Grammy is my mama's mama's third husband's fourth wife.
Take another sip of coffee and let that digest.
My mama's parents married very young and didn't stay married long. My grandmother went on to marry twice more. She was hitched to her final husband -- my mother's step-father with whom she was close -- when I came along.
That marriage also met an early demise. My grandmother moved back to the rice fields to open a liquor store while her husband stayed in town and remarried a much younger lady who we all (save for my grandmother) liked immensely.
So hundreds of smiles captured in photographs of birthdays and summers and Christmases and first cars and late night kitchen table talks were made with kinfolk and with "Grammy" and "PawPaw" and "cousins" of no blood relation a'tall. Never once did they treat me as anything other than their own.
And while my grandmother, mother and her step-father have all passed on, I still have Grammy. Last Saturday, I accompanied her to her 64th high school class reunion. I walked in the room and was surprised to recognize a fella.

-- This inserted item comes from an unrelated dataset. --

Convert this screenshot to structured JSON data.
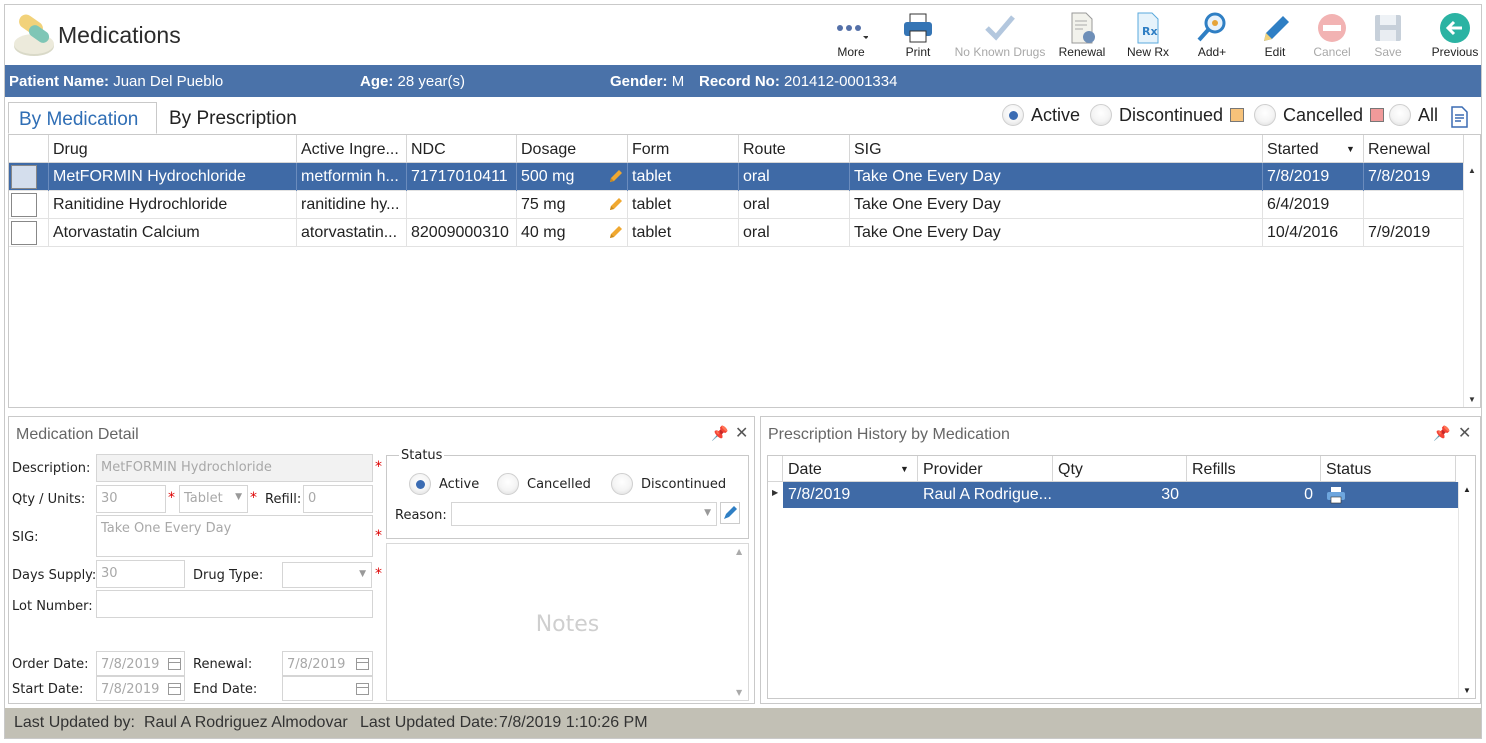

"I know you," I said.
"I know you, too," he said, perplexed, "But I ain't neva seen you in a dress before. You're always at the farm sale with your Uncle Ronnie. Why're you here?"

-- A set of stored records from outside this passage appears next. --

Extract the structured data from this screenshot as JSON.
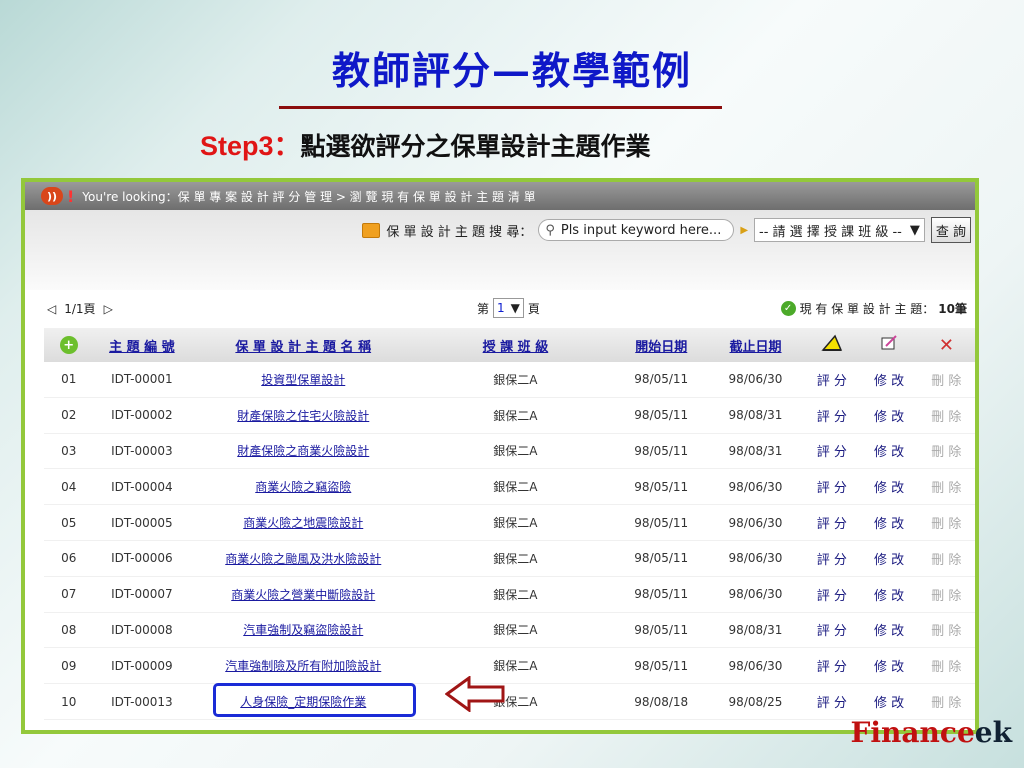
{
  "slide": {
    "title": "教師評分—教學範例",
    "step_label": "Step3",
    "step_colon": "：",
    "step_text": "點選欲評分之保單設計主題作業",
    "brand_a": "Finance",
    "brand_b": "ek"
  },
  "app": {
    "breadcrumb_prefix": "You're looking：",
    "breadcrumb": "保 單 專 案 設 計 評 分 管 理 > 瀏 覽 現 有 保 單 設 計 主 題 清 單",
    "search_label": "保 單 設 計 主 題 搜 尋：",
    "search_placeholder": "Pls input keyword here...",
    "class_select": "-- 請 選 擇 授 課 班 級 --",
    "query_button": "查 詢",
    "page_info": "1/1頁",
    "page_prefix": "第",
    "page_current": "1",
    "page_suffix": "頁",
    "total_label": "現 有 保 單 設 計 主 題：",
    "total_count": "10筆",
    "columns": [
      "主 題 編 號",
      "保 單 設 計 主 題 名 稱",
      "授 課 班 級",
      "開始日期",
      "截止日期"
    ],
    "action_grade": "評 分",
    "action_edit": "修 改",
    "action_delete": "刪 除",
    "rows": [
      {
        "no": "01",
        "id": "IDT-00001",
        "name": "投資型保單設計",
        "cls": "銀保二A",
        "start": "98/05/11",
        "end": "98/06/30"
      },
      {
        "no": "02",
        "id": "IDT-00002",
        "name": "財產保險之住宅火險設計",
        "cls": "銀保二A",
        "start": "98/05/11",
        "end": "98/08/31"
      },
      {
        "no": "03",
        "id": "IDT-00003",
        "name": "財產保險之商業火險設計",
        "cls": "銀保二A",
        "start": "98/05/11",
        "end": "98/08/31"
      },
      {
        "no": "04",
        "id": "IDT-00004",
        "name": "商業火險之竊盜險",
        "cls": "銀保二A",
        "start": "98/05/11",
        "end": "98/06/30"
      },
      {
        "no": "05",
        "id": "IDT-00005",
        "name": "商業火險之地震險設計",
        "cls": "銀保二A",
        "start": "98/05/11",
        "end": "98/06/30"
      },
      {
        "no": "06",
        "id": "IDT-00006",
        "name": "商業火險之颱風及洪水險設計",
        "cls": "銀保二A",
        "start": "98/05/11",
        "end": "98/06/30"
      },
      {
        "no": "07",
        "id": "IDT-00007",
        "name": "商業火險之營業中斷險設計",
        "cls": "銀保二A",
        "start": "98/05/11",
        "end": "98/06/30"
      },
      {
        "no": "08",
        "id": "IDT-00008",
        "name": "汽車強制及竊盜險設計",
        "cls": "銀保二A",
        "start": "98/05/11",
        "end": "98/08/31"
      },
      {
        "no": "09",
        "id": "IDT-00009",
        "name": "汽車強制險及所有附加險設計",
        "cls": "銀保二A",
        "start": "98/05/11",
        "end": "98/06/30"
      },
      {
        "no": "10",
        "id": "IDT-00013",
        "name": "人身保險_定期保險作業",
        "cls": "銀保二A",
        "start": "98/08/18",
        "end": "98/08/25"
      }
    ]
  }
}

"I'm with Grammy," I said, pointing toward the still-beautiful lady behind me. "Y'all went to school together?"
"We shore did," he laughed, "and got into a fight in seventh grade, all 'cause I popped her bra."

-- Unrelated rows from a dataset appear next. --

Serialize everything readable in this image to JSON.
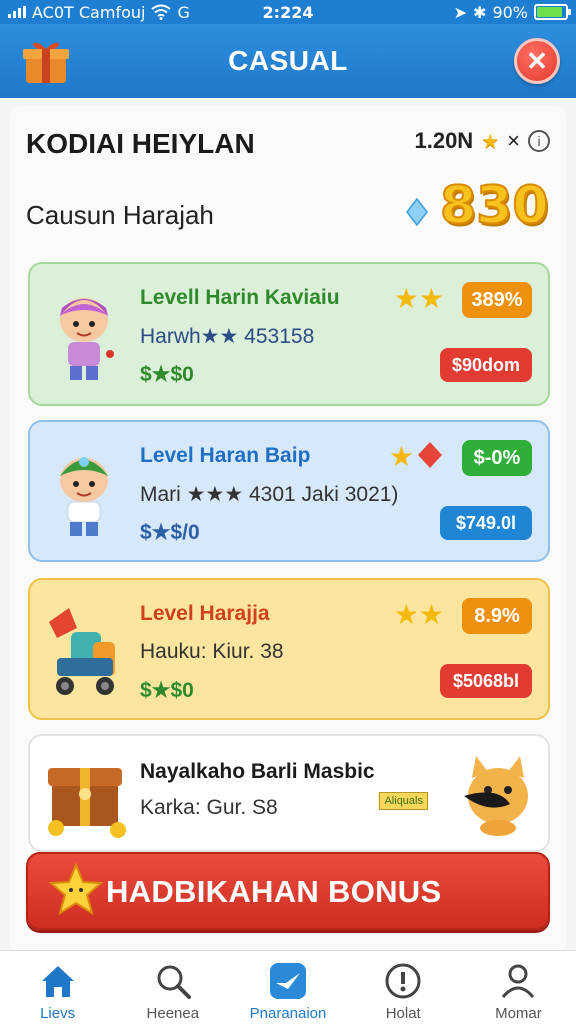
{
  "status_bar": {
    "carrier": "AC0T Camfouj",
    "time": "2:224",
    "battery": "90%",
    "battery_level": 0.9
  },
  "header": {
    "title": "CASUAL"
  },
  "profile": {
    "name": "KODIAI HEIYLAN",
    "stat_value": "1.20N",
    "stat_multiplier": "×",
    "subtitle": "Causun Harajah",
    "score": "830"
  },
  "levels": [
    {
      "title": "Levell Harin Kaviaiu",
      "sub": "Harwh★★ 453158",
      "price": "$★$0",
      "stars": "★★",
      "percent": "389%",
      "price_badge": "$90dom",
      "colors": {
        "title": "#2e8a2a",
        "pct": "#f0900f",
        "badge": "#e23b32"
      }
    },
    {
      "title": "Level Haran Baip",
      "sub": "Mari ★★★ 4301 Jaki 3021)",
      "price": "$★$/0",
      "stars": "★",
      "percent": "$-0%",
      "price_badge": "$749.0l",
      "colors": {
        "title": "#1f6fc4",
        "pct": "#2fae3a",
        "badge": "#1f86d6"
      }
    },
    {
      "title": "Level Harajja",
      "sub": "Hauku: Kiur. 38",
      "price": "$★$0",
      "stars": "★★",
      "percent": "8.9%",
      "price_badge": "$5068bl",
      "colors": {
        "title": "#d1421c",
        "pct": "#f0900f",
        "badge": "#e23b32"
      }
    },
    {
      "title": "Nayalkaho Barli Masbic",
      "sub": "Karka: Gur. S8",
      "badge_small": "Aliquals"
    }
  ],
  "bonus": {
    "label": "HADBIKAHAN BONUS"
  },
  "nav": [
    {
      "label": "Lievs",
      "icon": "home-icon",
      "active": true
    },
    {
      "label": "Heenea",
      "icon": "search-icon",
      "active": false
    },
    {
      "label": "Pnaranaion",
      "icon": "plane-icon",
      "active": true
    },
    {
      "label": "Holat",
      "icon": "info-icon",
      "active": false
    },
    {
      "label": "Momar",
      "icon": "user-icon",
      "active": false
    }
  ]
}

"It had nothing to do with that," Grammy countered in her soft tone. "You were cheating in the ballgame. It was our first and only fight, then we were friends again. I'm still sorry about ripping your T-shirt."
"Wait, YOU fought?" I motioned with my fists. "Like, physically ..."
"Tore each other up," Grammy interrupted.
"Well, I guess I'm glad you won your first and only fight," I said.
"Oh, honey" Grammy smiled, "that wasn't MY first fight. And if you could have seen us, you couldn't have called either of us the winner. We both looked rough."
The 11 classmates who were still living and able to attend out of the original 47 spent the afternoon laughing and sharing stories, and I learned much more about the woman seated beside me.
Folks say those suckers on trees need to be cut off. Nothing good can come from them. And I agree, it doesn't make for an ideal situation, be it in genealogy or botany. But as I sit beneath the canopy of my family tree, every branch casts a cool shade over me -- even those fightin' suckers.
NAN Our Town on 07/12/2018
Print Headline: Suckers come to fight